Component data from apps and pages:
···

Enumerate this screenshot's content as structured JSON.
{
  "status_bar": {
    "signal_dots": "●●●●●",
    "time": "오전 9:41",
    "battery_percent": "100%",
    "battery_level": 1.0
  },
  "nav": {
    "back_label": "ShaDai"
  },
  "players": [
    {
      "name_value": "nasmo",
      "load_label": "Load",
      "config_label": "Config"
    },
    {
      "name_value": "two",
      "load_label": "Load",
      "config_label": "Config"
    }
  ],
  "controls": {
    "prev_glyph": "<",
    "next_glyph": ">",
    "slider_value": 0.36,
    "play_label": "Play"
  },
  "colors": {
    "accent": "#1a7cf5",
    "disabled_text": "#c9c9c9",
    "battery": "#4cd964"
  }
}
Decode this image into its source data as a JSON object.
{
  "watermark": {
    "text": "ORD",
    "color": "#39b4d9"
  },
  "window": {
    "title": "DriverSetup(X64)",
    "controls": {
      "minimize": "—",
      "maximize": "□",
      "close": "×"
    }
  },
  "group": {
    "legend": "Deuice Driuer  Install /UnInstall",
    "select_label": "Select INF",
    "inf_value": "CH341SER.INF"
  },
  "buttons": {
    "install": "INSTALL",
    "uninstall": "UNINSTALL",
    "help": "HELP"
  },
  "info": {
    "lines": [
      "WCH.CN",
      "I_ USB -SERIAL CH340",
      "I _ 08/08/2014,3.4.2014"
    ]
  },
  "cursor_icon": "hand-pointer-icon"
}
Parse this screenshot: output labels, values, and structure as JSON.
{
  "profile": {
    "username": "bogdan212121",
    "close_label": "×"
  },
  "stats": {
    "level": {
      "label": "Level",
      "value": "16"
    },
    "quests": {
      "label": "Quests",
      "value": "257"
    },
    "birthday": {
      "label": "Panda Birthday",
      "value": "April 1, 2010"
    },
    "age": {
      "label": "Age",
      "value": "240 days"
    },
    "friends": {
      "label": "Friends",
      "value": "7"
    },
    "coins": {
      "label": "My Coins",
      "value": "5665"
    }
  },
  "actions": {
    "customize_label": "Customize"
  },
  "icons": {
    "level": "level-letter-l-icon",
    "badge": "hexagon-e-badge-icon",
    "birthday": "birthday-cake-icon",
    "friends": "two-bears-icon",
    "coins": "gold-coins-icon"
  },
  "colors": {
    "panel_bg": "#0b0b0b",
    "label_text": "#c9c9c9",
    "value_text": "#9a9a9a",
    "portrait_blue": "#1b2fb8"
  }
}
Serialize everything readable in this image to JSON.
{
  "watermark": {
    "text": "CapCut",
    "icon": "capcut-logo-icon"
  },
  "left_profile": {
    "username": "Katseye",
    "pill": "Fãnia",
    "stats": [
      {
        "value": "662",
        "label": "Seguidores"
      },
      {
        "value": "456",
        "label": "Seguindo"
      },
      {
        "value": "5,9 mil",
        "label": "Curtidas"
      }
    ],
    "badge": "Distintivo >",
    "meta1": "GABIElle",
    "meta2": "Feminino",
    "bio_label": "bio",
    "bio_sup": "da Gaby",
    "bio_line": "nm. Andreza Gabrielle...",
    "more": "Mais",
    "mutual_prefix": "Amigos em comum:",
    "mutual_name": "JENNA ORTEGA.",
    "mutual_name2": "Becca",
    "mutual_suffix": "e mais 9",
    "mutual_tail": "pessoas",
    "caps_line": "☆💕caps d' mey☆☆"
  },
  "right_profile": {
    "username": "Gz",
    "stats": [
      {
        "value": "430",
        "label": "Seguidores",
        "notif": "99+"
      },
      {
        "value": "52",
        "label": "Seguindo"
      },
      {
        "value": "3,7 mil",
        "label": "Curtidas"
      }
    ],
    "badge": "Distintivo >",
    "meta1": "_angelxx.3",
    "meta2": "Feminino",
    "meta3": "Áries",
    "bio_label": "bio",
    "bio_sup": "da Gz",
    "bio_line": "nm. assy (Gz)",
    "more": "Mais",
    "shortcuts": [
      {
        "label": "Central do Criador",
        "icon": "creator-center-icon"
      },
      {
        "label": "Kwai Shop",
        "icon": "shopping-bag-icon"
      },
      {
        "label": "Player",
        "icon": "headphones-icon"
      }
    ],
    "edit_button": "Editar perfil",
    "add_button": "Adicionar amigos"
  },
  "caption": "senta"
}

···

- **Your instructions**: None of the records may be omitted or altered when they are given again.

- **Response for this exercise**:
Enumerate this screenshot's content as structured JSON.
{
  "status_bar": {
    "signal_dots": "●●●●●",
    "time": "오전 9:41",
    "battery_percent": "100%",
    "battery_level": 1.0
  },
  "nav": {
    "back_label": "ShaDai"
  },
  "players": [
    {
      "name_value": "nasmo",
      "load_label": "Load",
      "config_label": "Config"
    },
    {
      "name_value": "two",
      "load_label": "Load",
      "config_label": "Config"
    }
  ],
  "controls": {
    "prev_glyph": "<",
    "next_glyph": ">",
    "slider_value": 0.36,
    "play_label": "Play"
  },
  "colors": {
    "accent": "#1a7cf5",
    "disabled_text": "#c9c9c9",
    "battery": "#4cd964"
  }
}
Decode this image into its source data as a JSON object.
{
  "watermark": {
    "text": "ORD",
    "color": "#39b4d9"
  },
  "window": {
    "title": "DriverSetup(X64)",
    "controls": {
      "minimize": "—",
      "maximize": "□",
      "close": "×"
    }
  },
  "group": {
    "legend": "Deuice Driuer  Install /UnInstall",
    "select_label": "Select INF",
    "inf_value": "CH341SER.INF"
  },
  "buttons": {
    "install": "INSTALL",
    "uninstall": "UNINSTALL",
    "help": "HELP"
  },
  "info": {
    "lines": [
      "WCH.CN",
      "I_ USB -SERIAL CH340",
      "I _ 08/08/2014,3.4.2014"
    ]
  },
  "cursor_icon": "hand-pointer-icon"
}
Parse this screenshot: output labels, values, and structure as JSON.
{
  "profile": {
    "username": "bogdan212121",
    "close_label": "×"
  },
  "stats": {
    "level": {
      "label": "Level",
      "value": "16"
    },
    "quests": {
      "label": "Quests",
      "value": "257"
    },
    "birthday": {
      "label": "Panda Birthday",
      "value": "April 1, 2010"
    },
    "age": {
      "label": "Age",
      "value": "240 days"
    },
    "friends": {
      "label": "Friends",
      "value": "7"
    },
    "coins": {
      "label": "My Coins",
      "value": "5665"
    }
  },
  "actions": {
    "customize_label": "Customize"
  },
  "icons": {
    "level": "level-letter-l-icon",
    "badge": "hexagon-e-badge-icon",
    "birthday": "birthday-cake-icon",
    "friends": "two-bears-icon",
    "coins": "gold-coins-icon"
  },
  "colors": {
    "panel_bg": "#0b0b0b",
    "label_text": "#c9c9c9",
    "value_text": "#9a9a9a",
    "portrait_blue": "#1b2fb8"
  }
}
Serialize everything readable in this image to JSON.
{
  "watermark": {
    "text": "CapCut",
    "icon": "capcut-logo-icon"
  },
  "left_profile": {
    "username": "Katseye",
    "pill": "Fãnia",
    "stats": [
      {
        "value": "662",
        "label": "Seguidores"
      },
      {
        "value": "456",
        "label": "Seguindo"
      },
      {
        "value": "5,9 mil",
        "label": "Curtidas"
      }
    ],
    "badge": "Distintivo >",
    "meta1": "GABIElle",
    "meta2": "Feminino",
    "bio_label": "bio",
    "bio_sup": "da Gaby",
    "bio_line": "nm. Andreza Gabrielle...",
    "more": "Mais",
    "mutual_prefix": "Amigos em comum:",
    "mutual_name": "JENNA ORTEGA.",
    "mutual_name2": "Becca",
    "mutual_suffix": "e mais 9",
    "mutual_tail": "pessoas",
    "caps_line": "☆💕caps d' mey☆☆"
  },
  "right_profile": {
    "username": "Gz",
    "stats": [
      {
        "value": "430",
        "label": "Seguidores",
        "notif": "99+"
      },
      {
        "value": "52",
        "label": "Seguindo"
      },
      {
        "value": "3,7 mil",
        "label": "Curtidas"
      }
    ],
    "badge": "Distintivo >",
    "meta1": "_angelxx.3",
    "meta2": "Feminino",
    "meta3": "Áries",
    "bio_label": "bio",
    "bio_sup": "da Gz",
    "bio_line": "nm. assy (Gz)",
    "more": "Mais",
    "shortcuts": [
      {
        "label": "Central do Criador",
        "icon": "creator-center-icon"
      },
      {
        "label": "Kwai Shop",
        "icon": "shopping-bag-icon"
      },
      {
        "label": "Player",
        "icon": "headphones-icon"
      }
    ],
    "edit_button": "Editar perfil",
    "add_button": "Adicionar amigos"
  },
  "caption": "senta"
}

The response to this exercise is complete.